A Three Dog Life by Abigail Thomas

“When Abigail Thomas’s husband was hit by a car, it destroyed his short-term memory and consigned him to permanent brain trauma. Forced to adapt to a life alone, Abigail finds solace at home, discovering that friends, family and dogs can reshape a life of chaos into one that makes sense – a life full of its own richness and beauty.” SOURCE  


The Spirit Catches You and You Fall Down by Anne Fadiman

The Spirit Catches You and You Fall Down explores the clash between a small county hospital in California and a refugee family from Laos over the care of Lia Lee, a Hmong child diagnosed with severe epilepsy.”  SOURCE


Still Alice by Lisa Genova

Still Alice is a compelling debut novel about a 50-year-old woman’s sudden descent into early onset Alzheimer’s disease, written by first-time author Lisa Genova, who holds a Ph. D in neuroscience from Harvard University.”  SOURCE


Far From The Tree: Parents, Children, and the Search for Identity by Andrew Solomon

“All parenting turns on a crucial question: to what extent should parents accept their children for who they are, and to what extent they should help them become their best selves. Drawing on ten years of research and interviews with more than three hundred families, Solomon mines the eloquence of ordinary people facing extreme challenges. Elegantly reported by a spectacularly original and compassionate thinker, Far from the Tree explores how people who love each other must struggle to accept each other—a theme in every family’s life.” SOURCE
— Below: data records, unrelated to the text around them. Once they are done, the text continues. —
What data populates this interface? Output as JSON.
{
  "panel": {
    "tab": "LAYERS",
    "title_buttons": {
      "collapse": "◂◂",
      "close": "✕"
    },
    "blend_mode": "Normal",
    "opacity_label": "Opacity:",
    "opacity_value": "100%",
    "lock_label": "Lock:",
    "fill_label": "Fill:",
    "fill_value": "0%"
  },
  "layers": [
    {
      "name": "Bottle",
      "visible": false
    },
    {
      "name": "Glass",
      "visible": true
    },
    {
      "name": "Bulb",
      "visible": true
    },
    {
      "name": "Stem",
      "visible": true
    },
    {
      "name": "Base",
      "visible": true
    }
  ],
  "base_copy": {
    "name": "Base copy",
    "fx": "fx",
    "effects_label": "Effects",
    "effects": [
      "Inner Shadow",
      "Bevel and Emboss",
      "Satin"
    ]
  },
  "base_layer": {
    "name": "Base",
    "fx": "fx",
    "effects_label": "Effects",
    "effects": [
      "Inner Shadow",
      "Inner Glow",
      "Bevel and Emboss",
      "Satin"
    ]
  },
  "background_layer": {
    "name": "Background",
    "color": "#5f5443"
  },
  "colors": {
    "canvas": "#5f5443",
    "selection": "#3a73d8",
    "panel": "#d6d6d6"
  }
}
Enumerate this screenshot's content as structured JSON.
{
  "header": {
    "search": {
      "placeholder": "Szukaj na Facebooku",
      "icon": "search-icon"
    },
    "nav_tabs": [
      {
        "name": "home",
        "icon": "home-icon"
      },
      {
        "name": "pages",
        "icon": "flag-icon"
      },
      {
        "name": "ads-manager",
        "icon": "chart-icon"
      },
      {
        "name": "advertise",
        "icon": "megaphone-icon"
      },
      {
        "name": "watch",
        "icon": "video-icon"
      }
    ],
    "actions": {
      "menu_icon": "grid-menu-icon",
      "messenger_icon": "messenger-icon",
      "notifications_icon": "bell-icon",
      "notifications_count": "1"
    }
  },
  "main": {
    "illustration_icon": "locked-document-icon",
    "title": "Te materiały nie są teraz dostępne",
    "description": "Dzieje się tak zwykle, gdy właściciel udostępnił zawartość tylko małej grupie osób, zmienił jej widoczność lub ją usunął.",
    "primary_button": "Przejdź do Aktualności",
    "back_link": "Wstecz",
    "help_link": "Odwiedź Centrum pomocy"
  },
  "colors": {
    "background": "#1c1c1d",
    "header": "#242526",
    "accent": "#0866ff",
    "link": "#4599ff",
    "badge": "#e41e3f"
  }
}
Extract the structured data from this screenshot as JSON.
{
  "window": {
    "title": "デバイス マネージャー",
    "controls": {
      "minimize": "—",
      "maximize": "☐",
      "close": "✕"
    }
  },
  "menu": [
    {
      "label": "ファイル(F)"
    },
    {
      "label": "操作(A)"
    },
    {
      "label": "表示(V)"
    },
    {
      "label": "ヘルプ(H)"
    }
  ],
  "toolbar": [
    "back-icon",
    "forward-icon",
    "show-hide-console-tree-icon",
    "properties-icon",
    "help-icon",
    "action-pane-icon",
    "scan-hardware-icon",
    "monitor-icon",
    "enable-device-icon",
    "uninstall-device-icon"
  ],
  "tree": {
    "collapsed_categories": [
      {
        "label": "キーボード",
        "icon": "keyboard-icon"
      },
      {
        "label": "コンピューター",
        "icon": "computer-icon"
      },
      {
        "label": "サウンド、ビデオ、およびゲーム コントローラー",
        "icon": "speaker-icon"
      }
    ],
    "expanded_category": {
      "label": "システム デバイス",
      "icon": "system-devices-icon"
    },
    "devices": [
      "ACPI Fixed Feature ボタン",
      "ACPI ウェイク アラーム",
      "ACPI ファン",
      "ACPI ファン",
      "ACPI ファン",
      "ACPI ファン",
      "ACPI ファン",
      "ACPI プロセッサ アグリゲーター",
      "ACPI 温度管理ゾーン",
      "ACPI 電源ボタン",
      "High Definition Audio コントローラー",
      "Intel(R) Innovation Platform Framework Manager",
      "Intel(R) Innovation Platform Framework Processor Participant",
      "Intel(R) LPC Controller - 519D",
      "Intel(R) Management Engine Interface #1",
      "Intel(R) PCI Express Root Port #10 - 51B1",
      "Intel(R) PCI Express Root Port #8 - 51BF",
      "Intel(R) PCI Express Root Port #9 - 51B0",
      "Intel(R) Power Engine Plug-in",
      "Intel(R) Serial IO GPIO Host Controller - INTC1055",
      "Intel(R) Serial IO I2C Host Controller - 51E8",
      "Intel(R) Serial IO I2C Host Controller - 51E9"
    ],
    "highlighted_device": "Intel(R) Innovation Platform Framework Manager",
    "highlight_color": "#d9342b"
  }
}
Moving Violations: War Zones, Wheelchairs, and Declarations of Independence by John Hockenberry

John Hockenberry’s Moving Violations is one of the most entertaining, provocative, unexpected, outspoken, and occasionally outrageous books in recent memory. It is a story of obstacles–physical, emotional, and psychic–overcome again, and again, and again. Whether riding a mule up a hillside in Iraq surrounded by mud-stained Kurdish refugees, navigating his wheelchair through intractable stretches of Middle Eastern sand, or auditioning to be the first journalist in space, John Hockenberry, ace reporter, is determined not only to bring back the story, but also to prove that nothing can hold him back from death-defying exploits.” SOURCE


If You Could Hear What I See by Kathy Buckley

“The author shares her painful childhood of growing up hearing-impaired where she used humor to overcome many obstacles and traumatic events; details the people who profoundly impacted her life and urged her to follow her dreams; and reveals how she used laughter, courage, and pride to deal with life’s many surprises.” SOURCE


Summer is a great time to crack open a good book and peek inside someone else’s world. Share your favorite summer reading finds with us by tagging our Facebook page and even sharing a photo of a book you can’t seem to put down, all summer long!